*INFORMATION SHOWN*.
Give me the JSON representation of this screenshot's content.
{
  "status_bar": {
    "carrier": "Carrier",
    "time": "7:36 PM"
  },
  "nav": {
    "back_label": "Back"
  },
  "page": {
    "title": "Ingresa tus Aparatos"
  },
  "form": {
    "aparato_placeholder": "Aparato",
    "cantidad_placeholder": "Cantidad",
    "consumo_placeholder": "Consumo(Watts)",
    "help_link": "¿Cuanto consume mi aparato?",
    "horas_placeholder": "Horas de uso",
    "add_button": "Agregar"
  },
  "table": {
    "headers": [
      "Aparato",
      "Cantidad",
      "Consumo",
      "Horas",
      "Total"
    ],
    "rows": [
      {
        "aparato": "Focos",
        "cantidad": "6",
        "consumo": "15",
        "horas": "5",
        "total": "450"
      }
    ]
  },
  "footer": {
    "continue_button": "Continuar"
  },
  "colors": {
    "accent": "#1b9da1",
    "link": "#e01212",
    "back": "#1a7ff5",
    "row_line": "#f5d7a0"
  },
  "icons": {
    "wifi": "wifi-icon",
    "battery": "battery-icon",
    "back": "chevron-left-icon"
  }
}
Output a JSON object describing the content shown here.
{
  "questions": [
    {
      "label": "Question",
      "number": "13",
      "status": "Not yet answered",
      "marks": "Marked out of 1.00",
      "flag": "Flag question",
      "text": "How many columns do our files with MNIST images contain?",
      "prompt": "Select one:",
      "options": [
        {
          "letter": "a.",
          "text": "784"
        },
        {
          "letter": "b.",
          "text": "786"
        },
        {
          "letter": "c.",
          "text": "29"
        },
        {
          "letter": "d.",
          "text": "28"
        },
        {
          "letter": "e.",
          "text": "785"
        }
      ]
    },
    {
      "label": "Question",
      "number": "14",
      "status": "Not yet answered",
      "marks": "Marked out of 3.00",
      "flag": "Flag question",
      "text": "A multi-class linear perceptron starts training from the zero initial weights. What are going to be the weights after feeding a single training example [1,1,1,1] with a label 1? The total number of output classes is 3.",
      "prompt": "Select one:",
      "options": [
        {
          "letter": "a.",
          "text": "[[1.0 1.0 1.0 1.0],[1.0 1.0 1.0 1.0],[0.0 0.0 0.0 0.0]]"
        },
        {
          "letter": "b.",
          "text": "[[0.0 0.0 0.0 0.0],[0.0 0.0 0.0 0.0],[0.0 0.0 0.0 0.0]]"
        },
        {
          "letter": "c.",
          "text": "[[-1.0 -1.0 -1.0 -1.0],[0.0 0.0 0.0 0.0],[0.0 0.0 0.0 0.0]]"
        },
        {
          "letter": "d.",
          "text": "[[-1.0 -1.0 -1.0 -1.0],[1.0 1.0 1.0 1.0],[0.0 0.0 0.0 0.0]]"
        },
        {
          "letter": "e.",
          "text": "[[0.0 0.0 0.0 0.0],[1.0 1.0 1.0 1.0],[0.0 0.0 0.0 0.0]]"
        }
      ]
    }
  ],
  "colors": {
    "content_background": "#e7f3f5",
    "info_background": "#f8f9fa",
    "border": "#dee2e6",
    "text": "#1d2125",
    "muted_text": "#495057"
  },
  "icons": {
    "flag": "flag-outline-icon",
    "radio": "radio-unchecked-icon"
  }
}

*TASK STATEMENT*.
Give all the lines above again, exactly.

*TASK SOLUTION*.
Give me the JSON representation of this screenshot's content.
{
  "status_bar": {
    "carrier": "Carrier",
    "time": "7:36 PM"
  },
  "nav": {
    "back_label": "Back"
  },
  "page": {
    "title": "Ingresa tus Aparatos"
  },
  "form": {
    "aparato_placeholder": "Aparato",
    "cantidad_placeholder": "Cantidad",
    "consumo_placeholder": "Consumo(Watts)",
    "help_link": "¿Cuanto consume mi aparato?",
    "horas_placeholder": "Horas de uso",
    "add_button": "Agregar"
  },
  "table": {
    "headers": [
      "Aparato",
      "Cantidad",
      "Consumo",
      "Horas",
      "Total"
    ],
    "rows": [
      {
        "aparato": "Focos",
        "cantidad": "6",
        "consumo": "15",
        "horas": "5",
        "total": "450"
      }
    ]
  },
  "footer": {
    "continue_button": "Continuar"
  },
  "colors": {
    "accent": "#1b9da1",
    "link": "#e01212",
    "back": "#1a7ff5",
    "row_line": "#f5d7a0"
  },
  "icons": {
    "wifi": "wifi-icon",
    "battery": "battery-icon",
    "back": "chevron-left-icon"
  }
}
Output a JSON object describing the content shown here.
{
  "questions": [
    {
      "label": "Question",
      "number": "13",
      "status": "Not yet answered",
      "marks": "Marked out of 1.00",
      "flag": "Flag question",
      "text": "How many columns do our files with MNIST images contain?",
      "prompt": "Select one:",
      "options": [
        {
          "letter": "a.",
          "text": "784"
        },
        {
          "letter": "b.",
          "text": "786"
        },
        {
          "letter": "c.",
          "text": "29"
        },
        {
          "letter": "d.",
          "text": "28"
        },
        {
          "letter": "e.",
          "text": "785"
        }
      ]
    },
    {
      "label": "Question",
      "number": "14",
      "status": "Not yet answered",
      "marks": "Marked out of 3.00",
      "flag": "Flag question",
      "text": "A multi-class linear perceptron starts training from the zero initial weights. What are going to be the weights after feeding a single training example [1,1,1,1] with a label 1? The total number of output classes is 3.",
      "prompt": "Select one:",
      "options": [
        {
          "letter": "a.",
          "text": "[[1.0 1.0 1.0 1.0],[1.0 1.0 1.0 1.0],[0.0 0.0 0.0 0.0]]"
        },
        {
          "letter": "b.",
          "text": "[[0.0 0.0 0.0 0.0],[0.0 0.0 0.0 0.0],[0.0 0.0 0.0 0.0]]"
        },
        {
          "letter": "c.",
          "text": "[[-1.0 -1.0 -1.0 -1.0],[0.0 0.0 0.0 0.0],[0.0 0.0 0.0 0.0]]"
        },
        {
          "letter": "d.",
          "text": "[[-1.0 -1.0 -1.0 -1.0],[1.0 1.0 1.0 1.0],[0.0 0.0 0.0 0.0]]"
        },
        {
          "letter": "e.",
          "text": "[[0.0 0.0 0.0 0.0],[1.0 1.0 1.0 1.0],[0.0 0.0 0.0 0.0]]"
        }
      ]
    }
  ],
  "colors": {
    "content_background": "#e7f3f5",
    "info_background": "#f8f9fa",
    "border": "#dee2e6",
    "text": "#1d2125",
    "muted_text": "#495057"
  },
  "icons": {
    "flag": "flag-outline-icon",
    "radio": "radio-unchecked-icon"
  }
}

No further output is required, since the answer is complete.